Let me close this out with a link to an article I think God is making applicable to this generation of believers, from the excellent prophecy site Grace Through Faith: ”From this day on I will bless you".

4 Comments

Truthseeker

Paula, great article! All we have to do is present our fishes and loaves to Jesus and He will make them stretch to fit the needs, or, He will not-according to whatever other purposes He sees best to accomplish. Paul admonished us to learn to be content in every circumstance, whether we have plenty or not.
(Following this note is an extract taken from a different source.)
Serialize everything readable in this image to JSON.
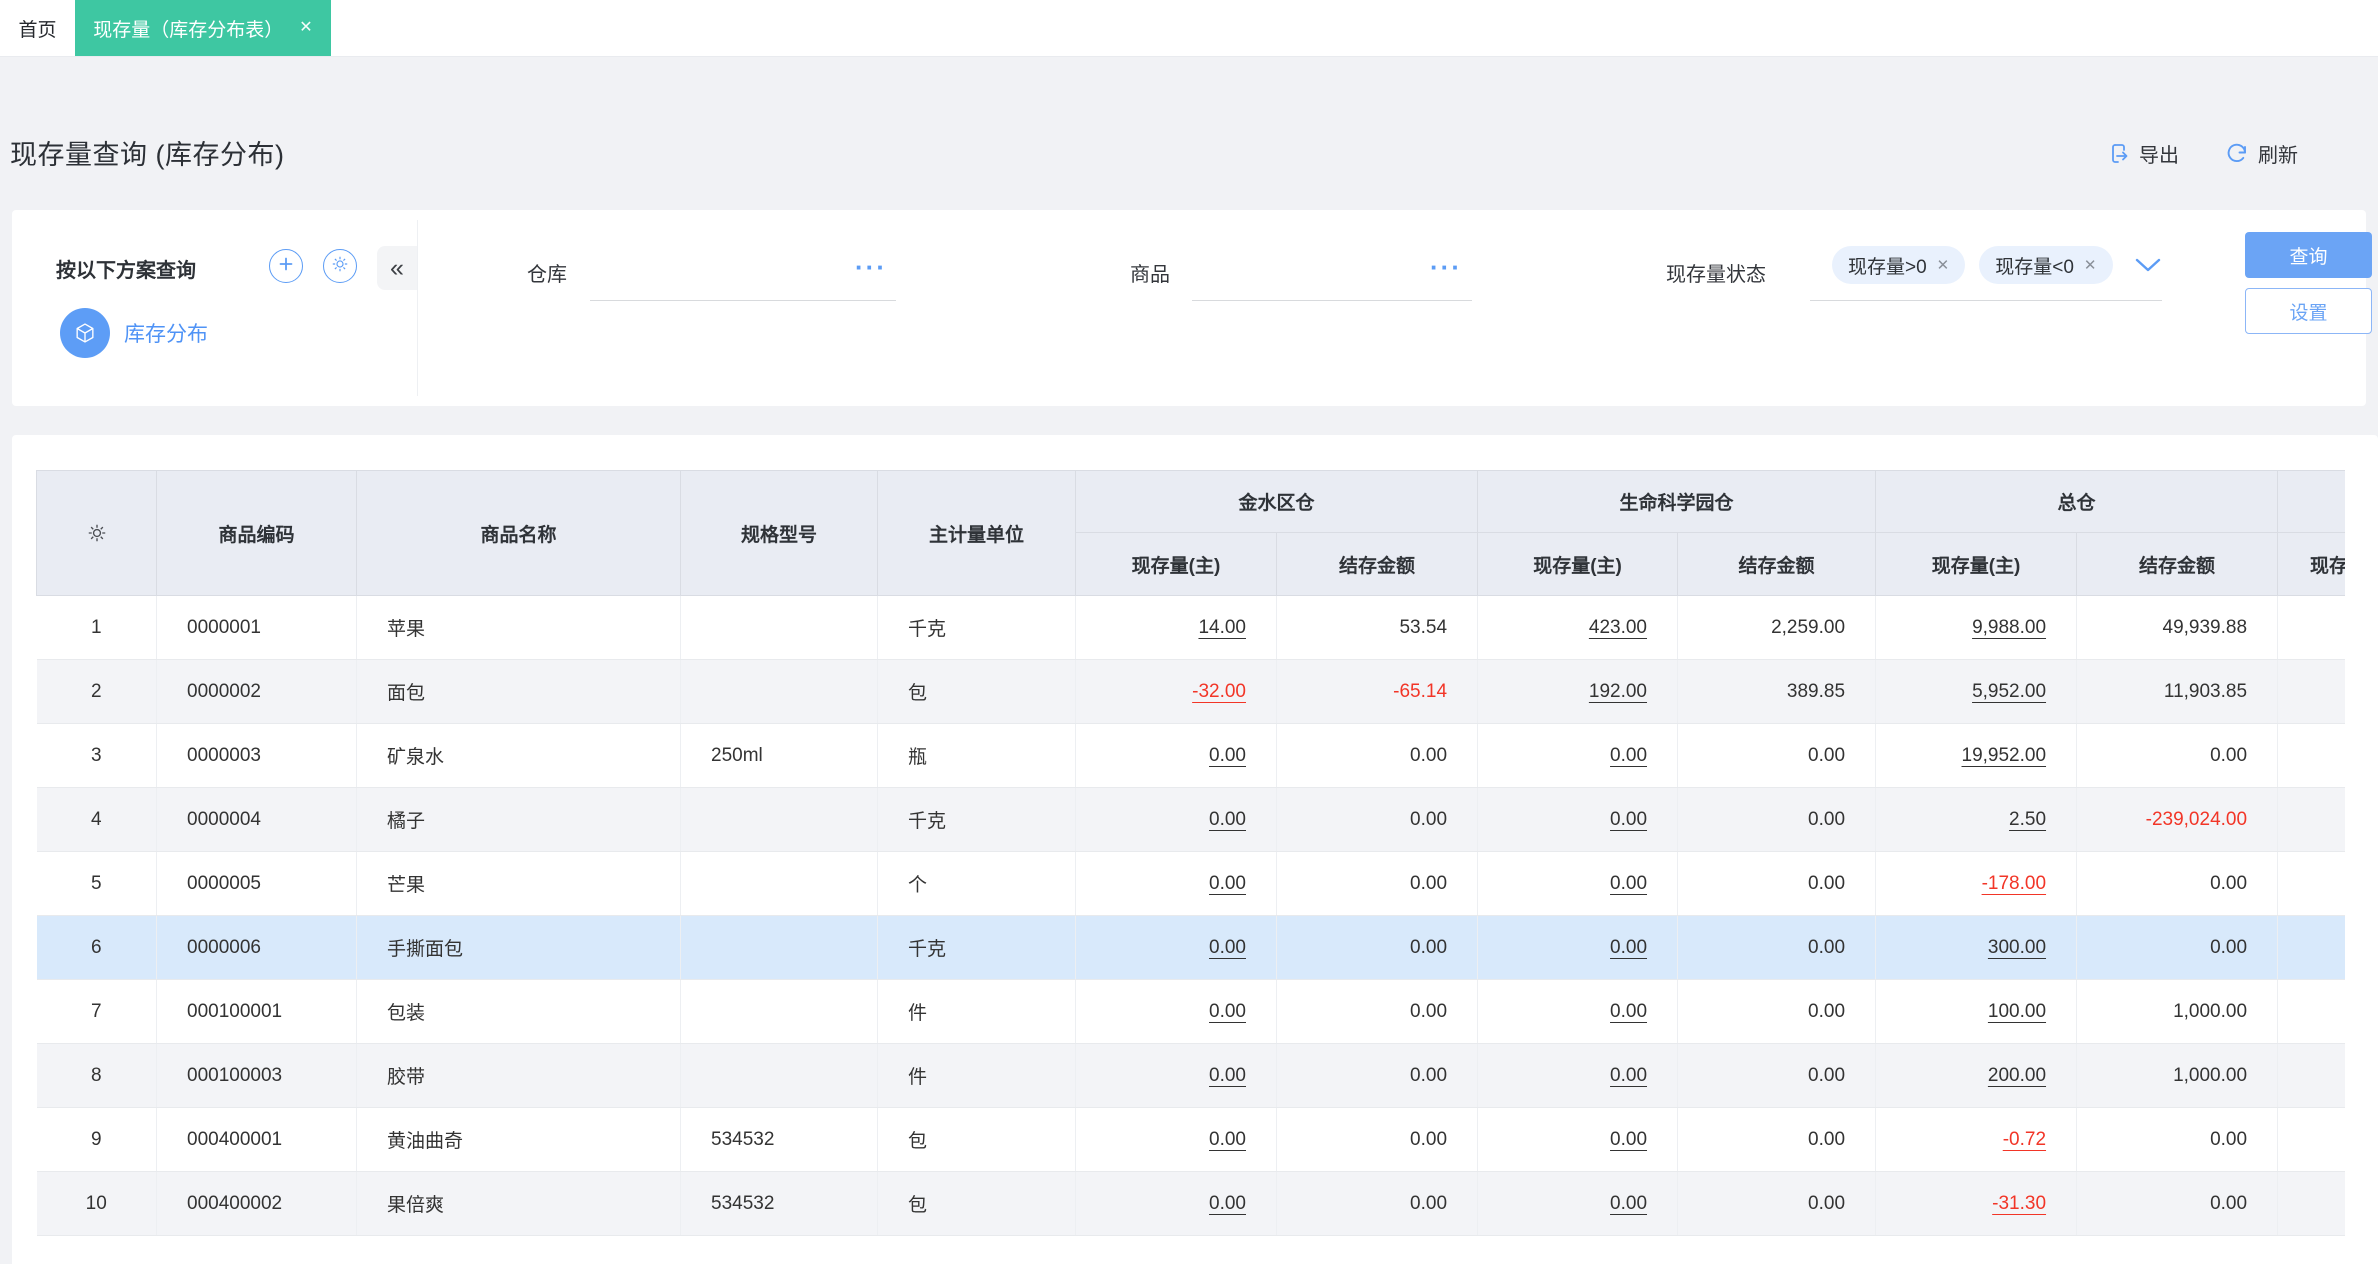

Lin, I, too, have found much encouragement and inspiration from the authors you mentioned, and have seen God do similar types of miracles in my life. Sometimes He provided amazingly and miraculously; yet other times He allowed me to have leaner times. Sometimes the provisions were cliffhangers and other times they were given comfortably in advance of the need. I know that it is possible for Him to allow us to starve, be tortured, and so on. He promises strength, comfort, and joy in such times nonetheless. Paula, I agree that as times get tougher, we will see more miracles.

Greg Anderson
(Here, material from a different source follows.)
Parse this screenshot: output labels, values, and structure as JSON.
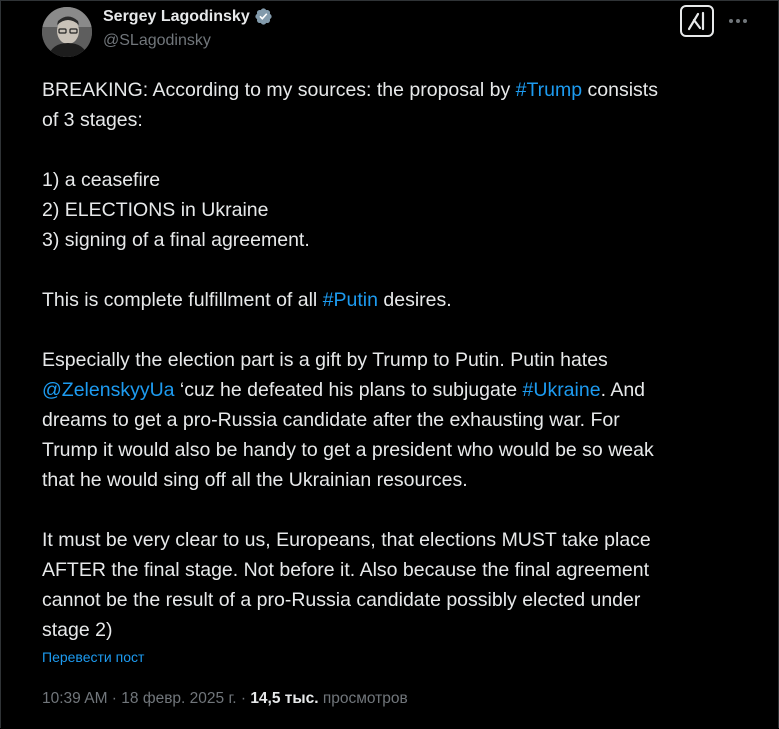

Paula,

Good thoughts on the fulcrum point between prudence and trust in the LORD. God gives common sense and sound advice throughout his word to not engage in reckless behavior, financial or otherwise.

Solomon wrote extensively on the futility of putting all of one’s eggs in the basket of this world. He uses one summation (at the end of Ecclesiastes) and it goes like this:
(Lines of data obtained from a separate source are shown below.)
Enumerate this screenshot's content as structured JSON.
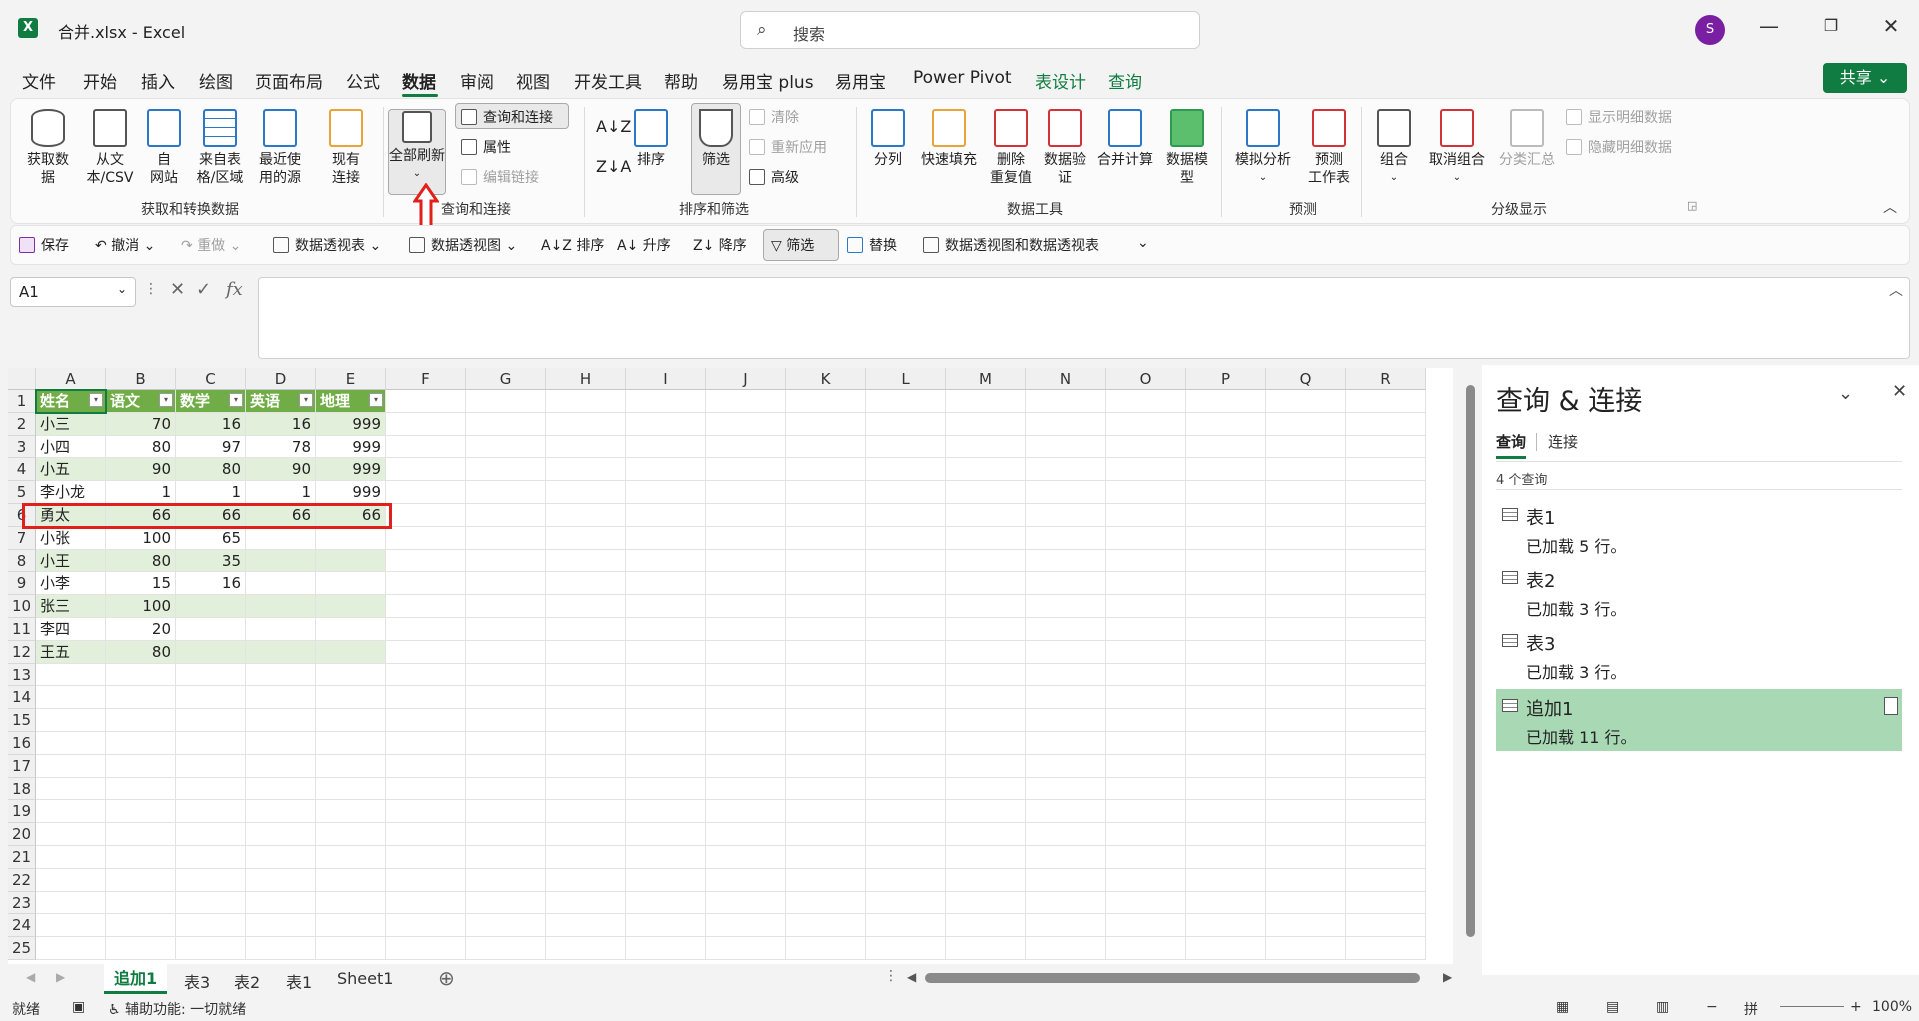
{
  "titlebar": {
    "logo": "X",
    "title": "合并.xlsx  -  Excel",
    "search_placeholder": "搜索",
    "avatar_letter": "S",
    "min": "—",
    "restore": "❐",
    "close": "✕"
  },
  "menu": {
    "tabs": [
      "文件",
      "开始",
      "插入",
      "绘图",
      "页面布局",
      "公式",
      "数据",
      "审阅",
      "视图",
      "开发工具",
      "帮助",
      "易用宝 plus",
      "易用宝",
      "Power Pivot",
      "表设计",
      "查询"
    ],
    "active": "数据",
    "share": "共享"
  },
  "ribbon": {
    "get_data": "获取数\n据",
    "from_csv": "从文\n本/CSV",
    "from_web": "自\n网站",
    "from_table": "来自表\n格/区域",
    "recent_sources": "最近使\n用的源",
    "existing_conn": "现有\n连接",
    "group_get": "获取和转换数据",
    "refresh_all": "全部刷新",
    "queries_conn": "查询和连接",
    "properties": "属性",
    "edit_links": "编辑链接",
    "group_queries": "查询和连接",
    "sort_btn": "排序",
    "filter_btn": "筛选",
    "clear": "清除",
    "reapply": "重新应用",
    "advanced": "高级",
    "group_sort": "排序和筛选",
    "text_to_cols": "分列",
    "flash_fill": "快速填充",
    "remove_dups": "删除\n重复值",
    "data_valid": "数据验\n证",
    "consolidate": "合并计算",
    "data_model": "数据模\n型",
    "group_tools": "数据工具",
    "what_if": "模拟分析",
    "forecast": "预测\n工作表",
    "group_forecast": "预测",
    "group_btn": "组合",
    "ungroup": "取消组合",
    "subtotal": "分类汇总",
    "show_detail": "显示明细数据",
    "hide_detail": "隐藏明细数据",
    "group_outline": "分级显示"
  },
  "qat": {
    "save": "保存",
    "undo": "撤消",
    "redo": "重做",
    "pivot_table": "数据透视表",
    "pivot_chart": "数据透视图",
    "sort": "排序",
    "asc": "升序",
    "desc": "降序",
    "filter": "筛选",
    "replace": "替换",
    "pivot_both": "数据透视图和数据透视表"
  },
  "formula_bar": {
    "name_box": "A1",
    "fx": "fx",
    "cancel": "✕",
    "enter": "✓",
    "value": ""
  },
  "sheet": {
    "columns": [
      "A",
      "B",
      "C",
      "D",
      "E",
      "F",
      "G",
      "H",
      "I",
      "J",
      "K",
      "L",
      "M",
      "N",
      "O",
      "P",
      "Q",
      "R"
    ],
    "rows": [
      "1",
      "2",
      "3",
      "4",
      "5",
      "6",
      "7",
      "8",
      "9",
      "10",
      "11",
      "12",
      "13",
      "14",
      "15",
      "16",
      "17",
      "18",
      "19",
      "20",
      "21",
      "22",
      "23",
      "24",
      "25"
    ],
    "table_headers": [
      "姓名",
      "语文",
      "数学",
      "英语",
      "地理"
    ],
    "table_rows": [
      [
        "小三",
        "70",
        "16",
        "16",
        "999"
      ],
      [
        "小四",
        "80",
        "97",
        "78",
        "999"
      ],
      [
        "小五",
        "90",
        "80",
        "90",
        "999"
      ],
      [
        "李小龙",
        "1",
        "1",
        "1",
        "999"
      ],
      [
        "勇太",
        "66",
        "66",
        "66",
        "66"
      ],
      [
        "小张",
        "100",
        "65",
        "",
        ""
      ],
      [
        "小王",
        "80",
        "35",
        "",
        ""
      ],
      [
        "小李",
        "15",
        "16",
        "",
        ""
      ],
      [
        "张三",
        "100",
        "",
        "",
        ""
      ],
      [
        "李四",
        "20",
        "",
        "",
        ""
      ],
      [
        "王五",
        "80",
        "",
        "",
        ""
      ]
    ]
  },
  "sheet_tabs": [
    "追加1",
    "表3",
    "表2",
    "表1",
    "Sheet1"
  ],
  "active_sheet": "追加1",
  "pane": {
    "title": "查询 & 连接",
    "tab_queries": "查询",
    "tab_conn": "连接",
    "count": "4 个查询",
    "items": [
      {
        "name": "表1",
        "desc": "已加载 5 行。"
      },
      {
        "name": "表2",
        "desc": "已加载 3 行。"
      },
      {
        "name": "表3",
        "desc": "已加载 3 行。"
      },
      {
        "name": "追加1",
        "desc": "已加载 11 行。"
      }
    ]
  },
  "status": {
    "ready": "就绪",
    "accessibility": "辅助功能: 一切就绪",
    "zoom": "100%"
  },
  "colors": {
    "accent": "#107c41",
    "table_header": "#70ad47",
    "band": "#e2efda",
    "highlight": "#e0201a"
  }
}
"Let us hear the conclusion of the whole matter: Fear God, and keep his commandments: for this is the whole duty of man."

"For God shall bring every work into judgment, with every secret thing, whether it be good, or whether it be evil."

Paula Fether

Thanks Greg!

This was prompted by what I’ve been hearing lately in various circles, that somehow there is only one right way to prepare for the perilous times to come.

We do need to recognize that the line between faith and irresponsibility will not be drawn in the same place for everyone. That’s the error of both those who trust in bomb shelters and those who quit their jobs to sit on hilltops and look at the sky.

The important thing is, as you pointed out, to know where our trust really lies and then do what God has placed before us to do. The shelter-builder needs to realize that our trust must still be in God, and the hilltop sitter must realize that we are to act on what God provides yet without losing our trust in His provision. God gives assignments to each as He chooses.

Which seems to point to the wise saying, "Moderation in all things." But of course, Christians would say "Moderation in most things," because there are things like the Gospel we cannot be moderate about.

Lin

Something I have found very helpful are biographies of Hudson Taylor, George Mueller and Amy Carmicheal. These folks had nothing and could only depend on God to provide. many time it was just in the nick of time, too. It may not be what the flesh wanted but they were provided for.

As Christians in this land of plenty, we have not had to depend on God for daily needs. How much closer a crisis could bring us to Him and see His Soveriegnty over all things.